If a line holds the word "Default", copy it from the entries.

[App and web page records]
- - - - -

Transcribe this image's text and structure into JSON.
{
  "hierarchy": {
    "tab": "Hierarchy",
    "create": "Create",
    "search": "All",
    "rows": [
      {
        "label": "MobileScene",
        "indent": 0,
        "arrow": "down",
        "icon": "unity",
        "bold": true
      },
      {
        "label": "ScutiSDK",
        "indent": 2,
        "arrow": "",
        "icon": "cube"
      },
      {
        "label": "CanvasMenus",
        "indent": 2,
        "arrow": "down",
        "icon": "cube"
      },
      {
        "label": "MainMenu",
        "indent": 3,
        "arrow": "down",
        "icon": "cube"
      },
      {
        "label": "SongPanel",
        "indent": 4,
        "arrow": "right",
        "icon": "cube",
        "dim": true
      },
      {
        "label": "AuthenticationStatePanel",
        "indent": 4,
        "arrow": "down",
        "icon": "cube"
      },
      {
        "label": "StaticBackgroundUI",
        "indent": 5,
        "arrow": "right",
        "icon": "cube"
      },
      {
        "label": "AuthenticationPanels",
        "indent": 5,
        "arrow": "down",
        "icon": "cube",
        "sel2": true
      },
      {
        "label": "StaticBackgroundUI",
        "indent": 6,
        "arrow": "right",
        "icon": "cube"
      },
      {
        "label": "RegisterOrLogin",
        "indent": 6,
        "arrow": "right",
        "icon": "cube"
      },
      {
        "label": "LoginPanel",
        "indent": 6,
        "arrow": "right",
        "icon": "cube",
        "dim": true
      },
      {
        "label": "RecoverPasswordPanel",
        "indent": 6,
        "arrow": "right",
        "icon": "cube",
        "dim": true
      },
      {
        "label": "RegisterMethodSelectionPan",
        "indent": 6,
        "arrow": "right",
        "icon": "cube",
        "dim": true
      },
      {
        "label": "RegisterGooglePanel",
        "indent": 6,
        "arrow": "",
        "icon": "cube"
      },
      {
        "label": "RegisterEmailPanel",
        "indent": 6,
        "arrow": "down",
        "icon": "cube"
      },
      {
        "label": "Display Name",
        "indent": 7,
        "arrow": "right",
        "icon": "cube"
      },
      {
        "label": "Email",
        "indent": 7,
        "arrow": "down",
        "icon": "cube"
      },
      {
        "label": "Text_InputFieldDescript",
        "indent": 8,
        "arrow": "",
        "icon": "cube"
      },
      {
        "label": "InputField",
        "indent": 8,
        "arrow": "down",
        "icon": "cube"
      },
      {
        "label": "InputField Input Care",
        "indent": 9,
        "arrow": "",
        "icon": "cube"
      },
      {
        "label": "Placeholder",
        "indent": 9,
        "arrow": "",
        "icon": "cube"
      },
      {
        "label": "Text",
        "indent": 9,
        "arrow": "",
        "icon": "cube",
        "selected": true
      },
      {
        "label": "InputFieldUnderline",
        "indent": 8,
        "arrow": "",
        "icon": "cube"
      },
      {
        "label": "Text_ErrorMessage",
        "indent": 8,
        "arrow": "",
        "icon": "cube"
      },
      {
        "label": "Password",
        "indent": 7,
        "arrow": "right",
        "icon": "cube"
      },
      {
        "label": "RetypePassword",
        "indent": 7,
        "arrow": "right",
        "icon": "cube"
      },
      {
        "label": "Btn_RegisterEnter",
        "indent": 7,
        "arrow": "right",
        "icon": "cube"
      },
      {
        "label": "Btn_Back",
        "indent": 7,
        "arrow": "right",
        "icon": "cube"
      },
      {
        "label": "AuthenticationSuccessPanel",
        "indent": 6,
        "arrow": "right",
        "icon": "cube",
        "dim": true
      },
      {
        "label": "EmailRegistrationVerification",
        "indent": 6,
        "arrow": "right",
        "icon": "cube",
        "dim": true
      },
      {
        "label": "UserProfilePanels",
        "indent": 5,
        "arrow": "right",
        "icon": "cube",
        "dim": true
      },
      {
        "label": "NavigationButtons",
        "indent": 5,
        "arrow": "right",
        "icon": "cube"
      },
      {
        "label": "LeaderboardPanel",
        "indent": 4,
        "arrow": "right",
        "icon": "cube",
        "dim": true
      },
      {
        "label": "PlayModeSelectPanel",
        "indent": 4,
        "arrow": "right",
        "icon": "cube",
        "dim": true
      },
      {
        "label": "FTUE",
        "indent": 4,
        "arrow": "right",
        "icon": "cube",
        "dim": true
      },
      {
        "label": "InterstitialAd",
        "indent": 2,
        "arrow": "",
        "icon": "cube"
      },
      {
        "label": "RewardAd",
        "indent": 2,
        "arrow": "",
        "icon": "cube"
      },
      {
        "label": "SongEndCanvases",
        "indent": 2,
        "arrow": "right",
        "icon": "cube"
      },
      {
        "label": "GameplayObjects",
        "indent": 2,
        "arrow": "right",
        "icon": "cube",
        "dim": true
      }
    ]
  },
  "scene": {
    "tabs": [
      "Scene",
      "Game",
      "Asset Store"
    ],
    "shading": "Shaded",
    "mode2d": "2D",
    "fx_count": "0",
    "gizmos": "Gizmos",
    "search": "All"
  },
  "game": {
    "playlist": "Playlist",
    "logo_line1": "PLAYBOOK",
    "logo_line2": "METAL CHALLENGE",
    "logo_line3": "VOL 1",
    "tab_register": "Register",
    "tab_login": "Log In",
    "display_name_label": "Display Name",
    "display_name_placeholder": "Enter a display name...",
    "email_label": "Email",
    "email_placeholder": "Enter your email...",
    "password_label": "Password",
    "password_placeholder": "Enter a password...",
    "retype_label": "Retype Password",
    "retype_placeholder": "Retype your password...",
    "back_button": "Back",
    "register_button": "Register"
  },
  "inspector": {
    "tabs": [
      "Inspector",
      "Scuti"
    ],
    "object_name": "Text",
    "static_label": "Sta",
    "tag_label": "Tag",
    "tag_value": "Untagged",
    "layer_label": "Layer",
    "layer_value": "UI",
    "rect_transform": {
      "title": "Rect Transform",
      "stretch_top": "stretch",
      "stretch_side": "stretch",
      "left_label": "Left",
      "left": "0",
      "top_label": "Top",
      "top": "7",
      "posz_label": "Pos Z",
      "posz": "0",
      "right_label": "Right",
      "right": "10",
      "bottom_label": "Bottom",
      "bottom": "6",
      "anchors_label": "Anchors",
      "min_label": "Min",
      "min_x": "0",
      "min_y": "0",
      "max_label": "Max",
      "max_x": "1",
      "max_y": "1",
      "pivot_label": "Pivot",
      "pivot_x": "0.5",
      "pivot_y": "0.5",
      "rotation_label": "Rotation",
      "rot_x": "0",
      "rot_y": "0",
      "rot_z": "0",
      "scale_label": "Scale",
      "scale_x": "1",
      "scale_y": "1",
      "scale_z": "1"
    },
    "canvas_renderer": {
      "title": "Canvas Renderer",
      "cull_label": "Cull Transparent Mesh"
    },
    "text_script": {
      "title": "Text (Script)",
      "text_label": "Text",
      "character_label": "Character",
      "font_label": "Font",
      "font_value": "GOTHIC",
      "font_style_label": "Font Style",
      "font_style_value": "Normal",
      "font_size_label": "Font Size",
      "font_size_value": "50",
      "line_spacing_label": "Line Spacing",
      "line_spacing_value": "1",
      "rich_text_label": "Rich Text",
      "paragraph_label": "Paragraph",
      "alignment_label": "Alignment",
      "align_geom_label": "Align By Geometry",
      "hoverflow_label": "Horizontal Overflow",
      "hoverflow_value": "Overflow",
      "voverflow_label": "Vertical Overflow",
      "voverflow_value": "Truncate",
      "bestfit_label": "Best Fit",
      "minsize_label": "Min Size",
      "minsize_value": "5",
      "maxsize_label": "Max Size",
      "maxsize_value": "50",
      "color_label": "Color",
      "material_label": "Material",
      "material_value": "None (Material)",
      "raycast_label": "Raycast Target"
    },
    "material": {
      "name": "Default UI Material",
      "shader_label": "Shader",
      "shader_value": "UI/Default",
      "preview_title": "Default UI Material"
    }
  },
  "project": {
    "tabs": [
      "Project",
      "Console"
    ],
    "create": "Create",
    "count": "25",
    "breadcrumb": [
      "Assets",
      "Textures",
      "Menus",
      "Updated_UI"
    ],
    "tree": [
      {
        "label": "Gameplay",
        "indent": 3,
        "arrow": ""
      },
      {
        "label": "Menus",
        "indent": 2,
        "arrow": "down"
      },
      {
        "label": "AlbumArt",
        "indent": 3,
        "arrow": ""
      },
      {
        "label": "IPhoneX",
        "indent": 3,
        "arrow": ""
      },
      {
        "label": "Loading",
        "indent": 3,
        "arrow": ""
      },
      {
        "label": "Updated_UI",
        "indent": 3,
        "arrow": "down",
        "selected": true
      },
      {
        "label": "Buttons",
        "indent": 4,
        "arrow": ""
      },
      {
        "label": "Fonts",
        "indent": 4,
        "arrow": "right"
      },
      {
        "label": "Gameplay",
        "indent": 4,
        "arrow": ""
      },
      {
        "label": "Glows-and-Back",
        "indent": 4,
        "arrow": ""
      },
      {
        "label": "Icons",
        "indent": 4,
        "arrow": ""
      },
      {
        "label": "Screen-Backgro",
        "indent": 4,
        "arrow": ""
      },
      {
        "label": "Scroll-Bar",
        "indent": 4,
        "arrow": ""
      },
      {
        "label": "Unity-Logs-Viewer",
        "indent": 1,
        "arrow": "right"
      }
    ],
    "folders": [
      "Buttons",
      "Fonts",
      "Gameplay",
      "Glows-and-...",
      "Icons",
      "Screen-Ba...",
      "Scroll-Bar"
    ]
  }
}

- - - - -

Solved exercise:
      "name": "Default UI Material",
      "shader_value": "UI/Default",
      "preview_title": "Default UI Material"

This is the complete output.